**Material shown**:
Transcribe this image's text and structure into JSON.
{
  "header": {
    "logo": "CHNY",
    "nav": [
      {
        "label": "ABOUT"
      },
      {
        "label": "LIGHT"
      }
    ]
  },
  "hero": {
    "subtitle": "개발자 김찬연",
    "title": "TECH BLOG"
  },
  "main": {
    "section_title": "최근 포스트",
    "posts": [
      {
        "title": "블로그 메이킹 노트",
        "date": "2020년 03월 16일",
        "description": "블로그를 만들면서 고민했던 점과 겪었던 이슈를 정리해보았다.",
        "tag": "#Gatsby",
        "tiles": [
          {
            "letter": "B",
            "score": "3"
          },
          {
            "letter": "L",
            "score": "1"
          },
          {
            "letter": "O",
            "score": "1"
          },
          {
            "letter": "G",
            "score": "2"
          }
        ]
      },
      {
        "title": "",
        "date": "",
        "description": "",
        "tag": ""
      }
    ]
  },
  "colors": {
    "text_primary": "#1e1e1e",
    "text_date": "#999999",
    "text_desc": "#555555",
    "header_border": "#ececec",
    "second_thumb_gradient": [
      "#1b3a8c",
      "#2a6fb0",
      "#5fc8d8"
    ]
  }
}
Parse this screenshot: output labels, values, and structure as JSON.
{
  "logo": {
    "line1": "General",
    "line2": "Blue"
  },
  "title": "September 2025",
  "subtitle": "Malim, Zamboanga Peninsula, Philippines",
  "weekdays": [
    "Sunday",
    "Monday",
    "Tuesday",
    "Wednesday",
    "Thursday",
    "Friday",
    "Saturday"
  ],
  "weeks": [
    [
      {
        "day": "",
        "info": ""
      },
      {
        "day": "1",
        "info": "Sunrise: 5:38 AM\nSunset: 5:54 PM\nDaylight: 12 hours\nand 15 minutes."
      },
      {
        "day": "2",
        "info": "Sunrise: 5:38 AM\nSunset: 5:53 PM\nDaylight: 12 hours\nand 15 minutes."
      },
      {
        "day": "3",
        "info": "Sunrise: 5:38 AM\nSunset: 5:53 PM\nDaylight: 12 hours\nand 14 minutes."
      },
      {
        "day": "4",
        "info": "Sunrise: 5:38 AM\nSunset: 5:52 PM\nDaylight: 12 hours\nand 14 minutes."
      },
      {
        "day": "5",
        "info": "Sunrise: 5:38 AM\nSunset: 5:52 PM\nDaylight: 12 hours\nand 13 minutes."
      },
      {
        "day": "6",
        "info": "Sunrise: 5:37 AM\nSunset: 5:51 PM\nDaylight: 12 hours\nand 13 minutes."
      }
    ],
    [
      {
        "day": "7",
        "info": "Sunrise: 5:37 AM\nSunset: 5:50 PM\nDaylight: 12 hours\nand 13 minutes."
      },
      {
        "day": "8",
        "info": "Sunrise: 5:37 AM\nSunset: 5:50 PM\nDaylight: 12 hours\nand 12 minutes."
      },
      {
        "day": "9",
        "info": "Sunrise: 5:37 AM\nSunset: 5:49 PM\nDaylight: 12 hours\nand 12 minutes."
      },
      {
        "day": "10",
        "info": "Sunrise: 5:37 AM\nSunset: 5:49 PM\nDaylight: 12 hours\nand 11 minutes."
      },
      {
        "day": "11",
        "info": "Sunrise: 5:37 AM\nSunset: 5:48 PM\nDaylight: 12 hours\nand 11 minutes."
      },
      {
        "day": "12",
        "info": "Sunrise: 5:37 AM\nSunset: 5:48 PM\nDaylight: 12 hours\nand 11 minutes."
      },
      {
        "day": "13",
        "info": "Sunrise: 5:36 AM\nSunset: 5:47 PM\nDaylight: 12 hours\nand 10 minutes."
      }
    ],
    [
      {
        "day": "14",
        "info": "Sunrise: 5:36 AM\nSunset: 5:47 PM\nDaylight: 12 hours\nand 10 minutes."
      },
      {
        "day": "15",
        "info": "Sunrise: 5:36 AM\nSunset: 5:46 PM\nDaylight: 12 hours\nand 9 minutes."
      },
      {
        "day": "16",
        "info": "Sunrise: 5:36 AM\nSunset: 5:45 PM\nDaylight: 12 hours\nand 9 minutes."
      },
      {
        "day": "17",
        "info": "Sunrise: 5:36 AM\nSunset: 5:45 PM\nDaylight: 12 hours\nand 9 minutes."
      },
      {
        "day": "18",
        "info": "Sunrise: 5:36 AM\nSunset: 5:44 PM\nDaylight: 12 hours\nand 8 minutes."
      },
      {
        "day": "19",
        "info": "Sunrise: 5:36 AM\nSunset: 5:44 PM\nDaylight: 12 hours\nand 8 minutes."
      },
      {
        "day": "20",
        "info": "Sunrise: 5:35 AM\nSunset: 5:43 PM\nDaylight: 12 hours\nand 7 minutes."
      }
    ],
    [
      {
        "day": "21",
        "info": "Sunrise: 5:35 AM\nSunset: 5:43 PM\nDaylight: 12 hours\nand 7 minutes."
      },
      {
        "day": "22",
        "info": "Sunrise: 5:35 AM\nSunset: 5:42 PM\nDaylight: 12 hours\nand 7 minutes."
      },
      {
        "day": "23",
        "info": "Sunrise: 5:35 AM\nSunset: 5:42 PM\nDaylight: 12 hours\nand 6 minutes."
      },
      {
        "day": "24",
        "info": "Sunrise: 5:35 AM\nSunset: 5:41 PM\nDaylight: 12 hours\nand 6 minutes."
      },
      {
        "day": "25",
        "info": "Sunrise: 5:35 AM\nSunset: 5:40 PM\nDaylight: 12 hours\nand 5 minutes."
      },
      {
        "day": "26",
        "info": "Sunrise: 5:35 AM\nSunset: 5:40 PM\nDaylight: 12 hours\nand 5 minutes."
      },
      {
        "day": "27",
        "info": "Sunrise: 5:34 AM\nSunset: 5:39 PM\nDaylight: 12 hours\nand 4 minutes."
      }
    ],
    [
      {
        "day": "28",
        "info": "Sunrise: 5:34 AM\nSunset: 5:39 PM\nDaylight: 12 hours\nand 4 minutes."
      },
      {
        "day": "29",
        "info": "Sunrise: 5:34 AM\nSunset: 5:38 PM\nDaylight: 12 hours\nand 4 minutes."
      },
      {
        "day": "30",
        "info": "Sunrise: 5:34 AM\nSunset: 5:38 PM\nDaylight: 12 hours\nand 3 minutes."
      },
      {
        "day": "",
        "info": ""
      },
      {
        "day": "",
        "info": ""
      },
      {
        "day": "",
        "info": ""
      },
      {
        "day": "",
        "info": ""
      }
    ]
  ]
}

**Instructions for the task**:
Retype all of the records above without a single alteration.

**Solved exercise**:
Transcribe this image's text and structure into JSON.
{
  "header": {
    "logo": "CHNY",
    "nav": [
      {
        "label": "ABOUT"
      },
      {
        "label": "LIGHT"
      }
    ]
  },
  "hero": {
    "subtitle": "개발자 김찬연",
    "title": "TECH BLOG"
  },
  "main": {
    "section_title": "최근 포스트",
    "posts": [
      {
        "title": "블로그 메이킹 노트",
        "date": "2020년 03월 16일",
        "description": "블로그를 만들면서 고민했던 점과 겪었던 이슈를 정리해보았다.",
        "tag": "#Gatsby",
        "tiles": [
          {
            "letter": "B",
            "score": "3"
          },
          {
            "letter": "L",
            "score": "1"
          },
          {
            "letter": "O",
            "score": "1"
          },
          {
            "letter": "G",
            "score": "2"
          }
        ]
      },
      {
        "title": "",
        "date": "",
        "description": "",
        "tag": ""
      }
    ]
  },
  "colors": {
    "text_primary": "#1e1e1e",
    "text_date": "#999999",
    "text_desc": "#555555",
    "header_border": "#ececec",
    "second_thumb_gradient": [
      "#1b3a8c",
      "#2a6fb0",
      "#5fc8d8"
    ]
  }
}
Parse this screenshot: output labels, values, and structure as JSON.
{
  "logo": {
    "line1": "General",
    "line2": "Blue"
  },
  "title": "September 2025",
  "subtitle": "Malim, Zamboanga Peninsula, Philippines",
  "weekdays": [
    "Sunday",
    "Monday",
    "Tuesday",
    "Wednesday",
    "Thursday",
    "Friday",
    "Saturday"
  ],
  "weeks": [
    [
      {
        "day": "",
        "info": ""
      },
      {
        "day": "1",
        "info": "Sunrise: 5:38 AM\nSunset: 5:54 PM\nDaylight: 12 hours\nand 15 minutes."
      },
      {
        "day": "2",
        "info": "Sunrise: 5:38 AM\nSunset: 5:53 PM\nDaylight: 12 hours\nand 15 minutes."
      },
      {
        "day": "3",
        "info": "Sunrise: 5:38 AM\nSunset: 5:53 PM\nDaylight: 12 hours\nand 14 minutes."
      },
      {
        "day": "4",
        "info": "Sunrise: 5:38 AM\nSunset: 5:52 PM\nDaylight: 12 hours\nand 14 minutes."
      },
      {
        "day": "5",
        "info": "Sunrise: 5:38 AM\nSunset: 5:52 PM\nDaylight: 12 hours\nand 13 minutes."
      },
      {
        "day": "6",
        "info": "Sunrise: 5:37 AM\nSunset: 5:51 PM\nDaylight: 12 hours\nand 13 minutes."
      }
    ],
    [
      {
        "day": "7",
        "info": "Sunrise: 5:37 AM\nSunset: 5:50 PM\nDaylight: 12 hours\nand 13 minutes."
      },
      {
        "day": "8",
        "info": "Sunrise: 5:37 AM\nSunset: 5:50 PM\nDaylight: 12 hours\nand 12 minutes."
      },
      {
        "day": "9",
        "info": "Sunrise: 5:37 AM\nSunset: 5:49 PM\nDaylight: 12 hours\nand 12 minutes."
      },
      {
        "day": "10",
        "info": "Sunrise: 5:37 AM\nSunset: 5:49 PM\nDaylight: 12 hours\nand 11 minutes."
      },
      {
        "day": "11",
        "info": "Sunrise: 5:37 AM\nSunset: 5:48 PM\nDaylight: 12 hours\nand 11 minutes."
      },
      {
        "day": "12",
        "info": "Sunrise: 5:37 AM\nSunset: 5:48 PM\nDaylight: 12 hours\nand 11 minutes."
      },
      {
        "day": "13",
        "info": "Sunrise: 5:36 AM\nSunset: 5:47 PM\nDaylight: 12 hours\nand 10 minutes."
      }
    ],
    [
      {
        "day": "14",
        "info": "Sunrise: 5:36 AM\nSunset: 5:47 PM\nDaylight: 12 hours\nand 10 minutes."
      },
      {
        "day": "15",
        "info": "Sunrise: 5:36 AM\nSunset: 5:46 PM\nDaylight: 12 hours\nand 9 minutes."
      },
      {
        "day": "16",
        "info": "Sunrise: 5:36 AM\nSunset: 5:45 PM\nDaylight: 12 hours\nand 9 minutes."
      },
      {
        "day": "17",
        "info": "Sunrise: 5:36 AM\nSunset: 5:45 PM\nDaylight: 12 hours\nand 9 minutes."
      },
      {
        "day": "18",
        "info": "Sunrise: 5:36 AM\nSunset: 5:44 PM\nDaylight: 12 hours\nand 8 minutes."
      },
      {
        "day": "19",
        "info": "Sunrise: 5:36 AM\nSunset: 5:44 PM\nDaylight: 12 hours\nand 8 minutes."
      },
      {
        "day": "20",
        "info": "Sunrise: 5:35 AM\nSunset: 5:43 PM\nDaylight: 12 hours\nand 7 minutes."
      }
    ],
    [
      {
        "day": "21",
        "info": "Sunrise: 5:35 AM\nSunset: 5:43 PM\nDaylight: 12 hours\nand 7 minutes."
      },
      {
        "day": "22",
        "info": "Sunrise: 5:35 AM\nSunset: 5:42 PM\nDaylight: 12 hours\nand 7 minutes."
      },
      {
        "day": "23",
        "info": "Sunrise: 5:35 AM\nSunset: 5:42 PM\nDaylight: 12 hours\nand 6 minutes."
      },
      {
        "day": "24",
        "info": "Sunrise: 5:35 AM\nSunset: 5:41 PM\nDaylight: 12 hours\nand 6 minutes."
      },
      {
        "day": "25",
        "info": "Sunrise: 5:35 AM\nSunset: 5:40 PM\nDaylight: 12 hours\nand 5 minutes."
      },
      {
        "day": "26",
        "info": "Sunrise: 5:35 AM\nSunset: 5:40 PM\nDaylight: 12 hours\nand 5 minutes."
      },
      {
        "day": "27",
        "info": "Sunrise: 5:34 AM\nSunset: 5:39 PM\nDaylight: 12 hours\nand 4 minutes."
      }
    ],
    [
      {
        "day": "28",
        "info": "Sunrise: 5:34 AM\nSunset: 5:39 PM\nDaylight: 12 hours\nand 4 minutes."
      },
      {
        "day": "29",
        "info": "Sunrise: 5:34 AM\nSunset: 5:38 PM\nDaylight: 12 hours\nand 4 minutes."
      },
      {
        "day": "30",
        "info": "Sunrise: 5:34 AM\nSunset: 5:38 PM\nDaylight: 12 hours\nand 3 minutes."
      },
      {
        "day": "",
        "info": ""
      },
      {
        "day": "",
        "info": ""
      },
      {
        "day": "",
        "info": ""
      },
      {
        "day": "",
        "info": ""
      }
    ]
  ]
}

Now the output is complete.